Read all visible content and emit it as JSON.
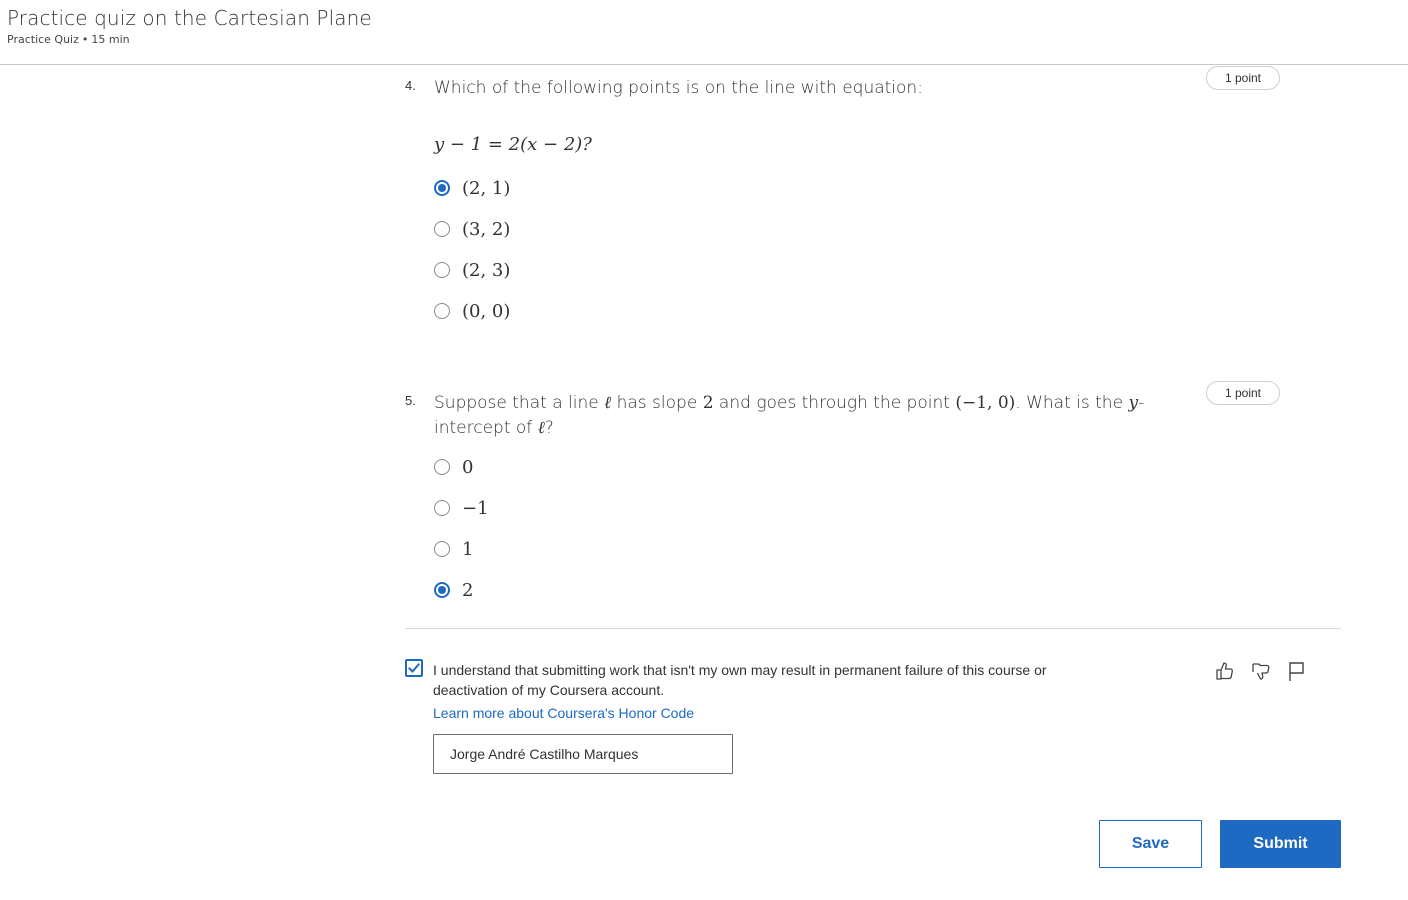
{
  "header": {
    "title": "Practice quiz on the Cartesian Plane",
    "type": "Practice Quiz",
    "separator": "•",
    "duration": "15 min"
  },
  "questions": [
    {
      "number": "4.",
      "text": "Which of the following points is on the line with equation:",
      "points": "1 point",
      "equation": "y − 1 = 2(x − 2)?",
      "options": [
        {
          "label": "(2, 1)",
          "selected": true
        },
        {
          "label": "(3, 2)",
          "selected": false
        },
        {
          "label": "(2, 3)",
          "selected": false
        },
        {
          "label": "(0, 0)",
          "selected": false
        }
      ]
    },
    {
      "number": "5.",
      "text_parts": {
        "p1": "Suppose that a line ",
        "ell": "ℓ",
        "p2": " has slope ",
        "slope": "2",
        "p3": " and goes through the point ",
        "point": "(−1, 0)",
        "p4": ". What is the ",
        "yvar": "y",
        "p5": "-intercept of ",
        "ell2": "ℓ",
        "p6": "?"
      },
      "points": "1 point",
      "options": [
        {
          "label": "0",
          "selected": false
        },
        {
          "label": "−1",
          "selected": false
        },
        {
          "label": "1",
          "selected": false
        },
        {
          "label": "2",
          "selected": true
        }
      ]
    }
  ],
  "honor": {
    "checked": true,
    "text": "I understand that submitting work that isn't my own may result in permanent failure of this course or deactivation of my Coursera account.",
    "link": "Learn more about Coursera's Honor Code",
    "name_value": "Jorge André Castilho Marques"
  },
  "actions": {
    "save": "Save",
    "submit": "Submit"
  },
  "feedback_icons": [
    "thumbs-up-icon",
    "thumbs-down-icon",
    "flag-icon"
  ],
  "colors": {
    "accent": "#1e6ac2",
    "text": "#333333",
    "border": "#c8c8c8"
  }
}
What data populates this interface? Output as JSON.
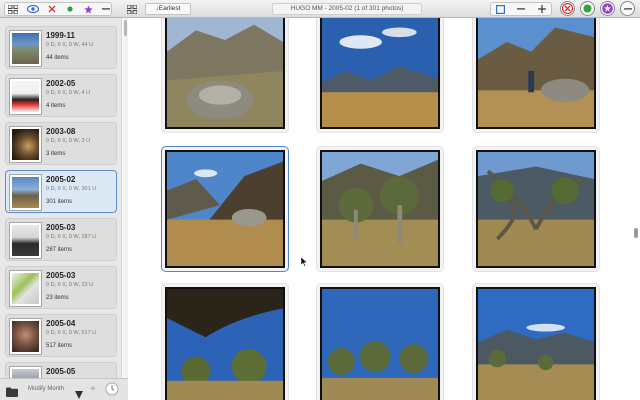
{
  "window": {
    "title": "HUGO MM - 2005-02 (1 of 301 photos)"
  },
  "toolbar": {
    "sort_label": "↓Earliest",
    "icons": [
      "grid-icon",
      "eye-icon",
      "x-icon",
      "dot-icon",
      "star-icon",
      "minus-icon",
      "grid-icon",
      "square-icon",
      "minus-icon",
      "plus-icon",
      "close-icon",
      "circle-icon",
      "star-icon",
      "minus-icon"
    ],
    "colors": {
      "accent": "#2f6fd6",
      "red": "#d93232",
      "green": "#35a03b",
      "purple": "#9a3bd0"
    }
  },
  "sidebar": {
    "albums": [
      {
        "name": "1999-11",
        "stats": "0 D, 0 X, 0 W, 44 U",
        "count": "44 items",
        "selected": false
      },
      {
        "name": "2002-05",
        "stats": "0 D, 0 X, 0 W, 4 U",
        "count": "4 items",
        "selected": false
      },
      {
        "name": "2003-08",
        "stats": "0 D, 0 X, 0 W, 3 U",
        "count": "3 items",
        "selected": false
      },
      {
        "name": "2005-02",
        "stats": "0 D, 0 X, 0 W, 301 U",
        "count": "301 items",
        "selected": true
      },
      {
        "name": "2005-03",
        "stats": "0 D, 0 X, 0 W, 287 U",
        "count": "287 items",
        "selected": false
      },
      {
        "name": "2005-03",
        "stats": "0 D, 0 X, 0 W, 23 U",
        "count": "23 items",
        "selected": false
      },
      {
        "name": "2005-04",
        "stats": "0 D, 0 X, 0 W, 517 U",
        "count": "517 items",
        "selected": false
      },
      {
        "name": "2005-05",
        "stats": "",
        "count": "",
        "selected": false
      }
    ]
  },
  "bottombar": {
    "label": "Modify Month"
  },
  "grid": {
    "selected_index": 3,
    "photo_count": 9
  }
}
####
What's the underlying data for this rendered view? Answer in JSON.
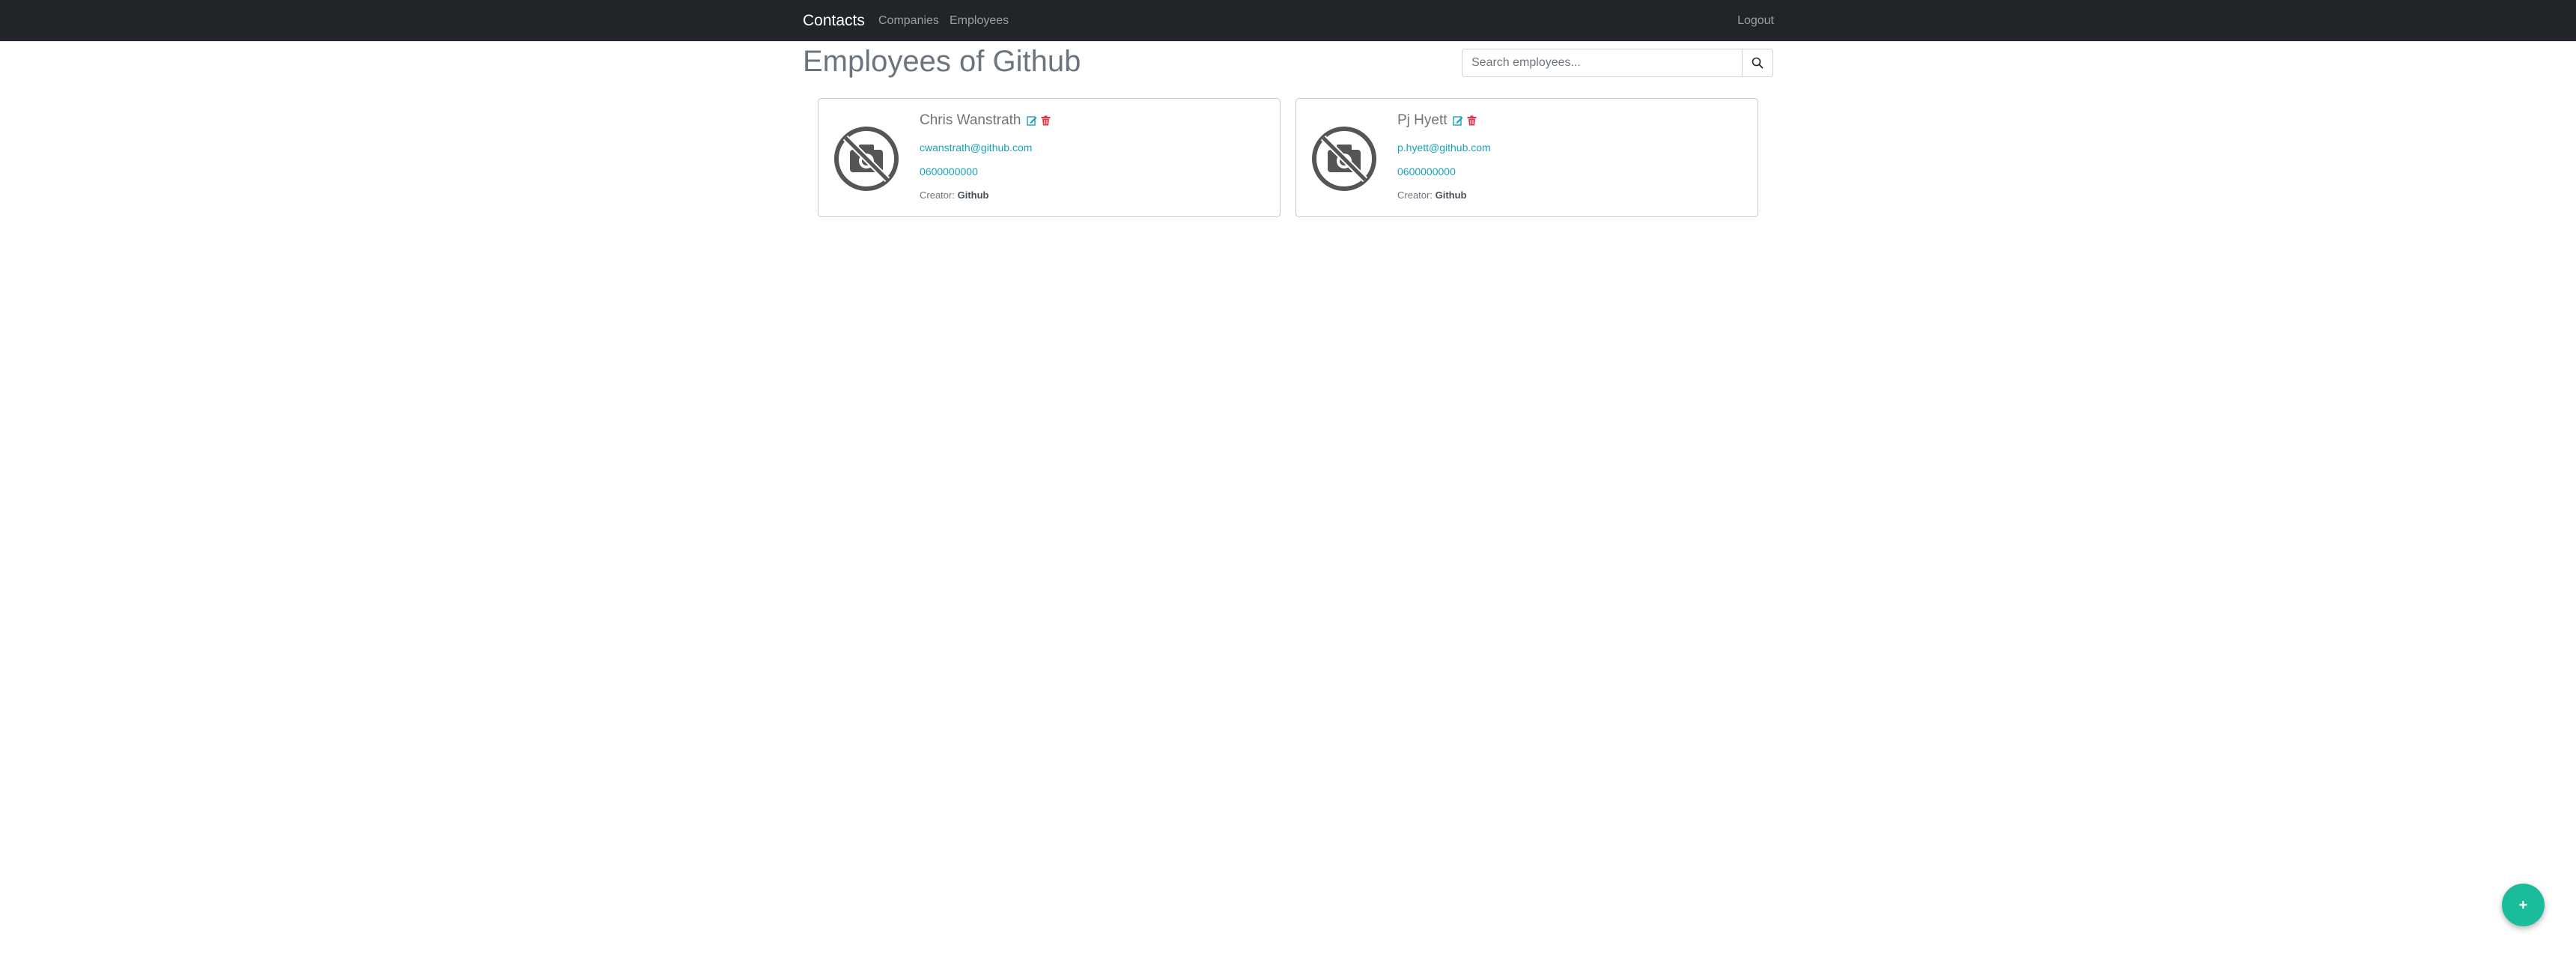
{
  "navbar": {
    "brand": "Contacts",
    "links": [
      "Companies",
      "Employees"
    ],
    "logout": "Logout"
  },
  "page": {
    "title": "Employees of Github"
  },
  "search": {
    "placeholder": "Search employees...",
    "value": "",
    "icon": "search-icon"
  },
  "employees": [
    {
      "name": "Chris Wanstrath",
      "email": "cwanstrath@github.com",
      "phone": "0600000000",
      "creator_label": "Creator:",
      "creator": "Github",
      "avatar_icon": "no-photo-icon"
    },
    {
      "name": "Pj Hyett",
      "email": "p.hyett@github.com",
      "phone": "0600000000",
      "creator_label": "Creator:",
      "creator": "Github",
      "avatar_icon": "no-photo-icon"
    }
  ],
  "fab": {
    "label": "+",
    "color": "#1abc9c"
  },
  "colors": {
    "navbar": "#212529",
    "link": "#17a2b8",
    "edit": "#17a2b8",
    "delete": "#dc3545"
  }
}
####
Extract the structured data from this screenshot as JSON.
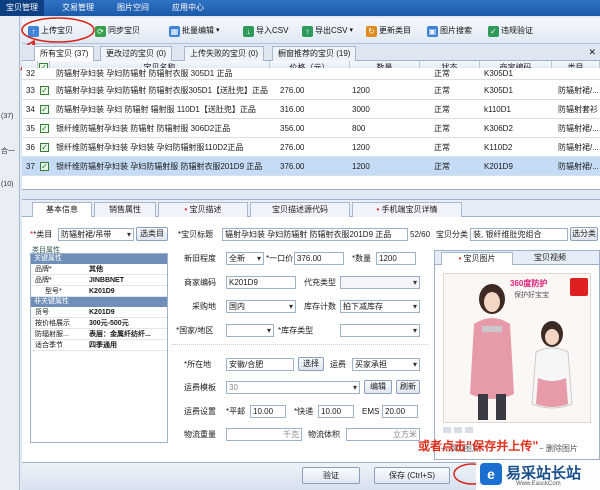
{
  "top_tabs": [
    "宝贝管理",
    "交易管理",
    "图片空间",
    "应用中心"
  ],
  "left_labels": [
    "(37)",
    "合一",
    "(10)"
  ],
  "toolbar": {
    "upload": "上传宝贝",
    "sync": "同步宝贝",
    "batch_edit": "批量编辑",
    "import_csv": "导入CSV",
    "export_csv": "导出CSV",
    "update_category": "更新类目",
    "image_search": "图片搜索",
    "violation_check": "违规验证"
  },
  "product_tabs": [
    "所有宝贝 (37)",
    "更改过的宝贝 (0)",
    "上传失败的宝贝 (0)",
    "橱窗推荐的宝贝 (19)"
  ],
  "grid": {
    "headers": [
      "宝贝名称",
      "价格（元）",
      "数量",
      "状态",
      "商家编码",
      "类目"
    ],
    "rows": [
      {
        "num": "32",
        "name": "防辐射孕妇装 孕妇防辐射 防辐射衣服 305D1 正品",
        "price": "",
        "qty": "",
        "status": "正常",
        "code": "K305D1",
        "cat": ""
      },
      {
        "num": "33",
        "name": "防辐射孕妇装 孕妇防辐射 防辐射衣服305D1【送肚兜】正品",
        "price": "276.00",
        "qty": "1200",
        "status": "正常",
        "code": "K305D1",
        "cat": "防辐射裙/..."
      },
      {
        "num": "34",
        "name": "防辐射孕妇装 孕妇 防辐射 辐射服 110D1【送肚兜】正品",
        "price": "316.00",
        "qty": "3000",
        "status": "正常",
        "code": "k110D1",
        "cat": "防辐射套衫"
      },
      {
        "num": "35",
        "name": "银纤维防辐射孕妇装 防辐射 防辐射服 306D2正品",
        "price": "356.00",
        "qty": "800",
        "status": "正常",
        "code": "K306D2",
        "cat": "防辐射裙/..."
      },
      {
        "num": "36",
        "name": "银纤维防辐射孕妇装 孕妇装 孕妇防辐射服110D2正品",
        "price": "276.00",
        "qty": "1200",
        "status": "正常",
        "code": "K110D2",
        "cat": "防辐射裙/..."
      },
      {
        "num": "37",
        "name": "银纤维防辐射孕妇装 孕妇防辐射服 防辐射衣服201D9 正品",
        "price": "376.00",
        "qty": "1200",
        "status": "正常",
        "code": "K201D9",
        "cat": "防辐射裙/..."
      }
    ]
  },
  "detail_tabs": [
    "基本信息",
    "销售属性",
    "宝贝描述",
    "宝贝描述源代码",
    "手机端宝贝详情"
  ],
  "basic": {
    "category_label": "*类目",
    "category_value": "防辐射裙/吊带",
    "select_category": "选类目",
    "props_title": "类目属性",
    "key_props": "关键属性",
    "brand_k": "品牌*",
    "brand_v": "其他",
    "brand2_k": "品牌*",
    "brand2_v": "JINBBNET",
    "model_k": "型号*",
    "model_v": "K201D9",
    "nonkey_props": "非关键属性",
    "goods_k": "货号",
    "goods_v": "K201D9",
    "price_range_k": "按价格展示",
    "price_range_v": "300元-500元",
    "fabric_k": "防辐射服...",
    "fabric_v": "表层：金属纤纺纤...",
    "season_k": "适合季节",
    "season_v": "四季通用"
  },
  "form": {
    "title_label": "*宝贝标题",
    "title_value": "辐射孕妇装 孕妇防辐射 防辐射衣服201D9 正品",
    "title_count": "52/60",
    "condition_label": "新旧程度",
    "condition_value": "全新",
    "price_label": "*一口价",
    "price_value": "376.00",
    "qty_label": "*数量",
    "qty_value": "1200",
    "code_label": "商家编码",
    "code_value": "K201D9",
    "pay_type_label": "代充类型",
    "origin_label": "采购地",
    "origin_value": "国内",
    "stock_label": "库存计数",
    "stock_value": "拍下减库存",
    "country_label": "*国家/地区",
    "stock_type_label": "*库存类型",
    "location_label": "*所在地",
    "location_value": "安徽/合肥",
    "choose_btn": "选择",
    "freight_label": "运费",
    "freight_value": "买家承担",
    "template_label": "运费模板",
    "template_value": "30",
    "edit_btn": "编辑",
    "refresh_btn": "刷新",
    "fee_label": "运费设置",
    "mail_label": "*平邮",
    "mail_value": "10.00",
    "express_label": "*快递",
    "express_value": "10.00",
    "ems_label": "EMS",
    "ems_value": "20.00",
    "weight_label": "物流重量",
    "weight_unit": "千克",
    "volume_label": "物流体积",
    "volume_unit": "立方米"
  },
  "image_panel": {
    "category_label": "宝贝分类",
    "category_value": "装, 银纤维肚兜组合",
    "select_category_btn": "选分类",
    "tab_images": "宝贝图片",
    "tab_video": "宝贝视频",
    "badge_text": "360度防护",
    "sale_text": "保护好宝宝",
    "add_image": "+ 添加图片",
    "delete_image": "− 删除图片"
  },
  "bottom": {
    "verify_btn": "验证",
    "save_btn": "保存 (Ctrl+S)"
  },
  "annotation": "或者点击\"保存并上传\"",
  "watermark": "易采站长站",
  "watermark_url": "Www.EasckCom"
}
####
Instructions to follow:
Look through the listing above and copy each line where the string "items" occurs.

Finished task:
        "count": "44 items",
        "count": "4 items",
        "count": "3 items",
        "count": "301 items",
        "count": "287 items",
        "count": "23 items",
        "count": "517 items",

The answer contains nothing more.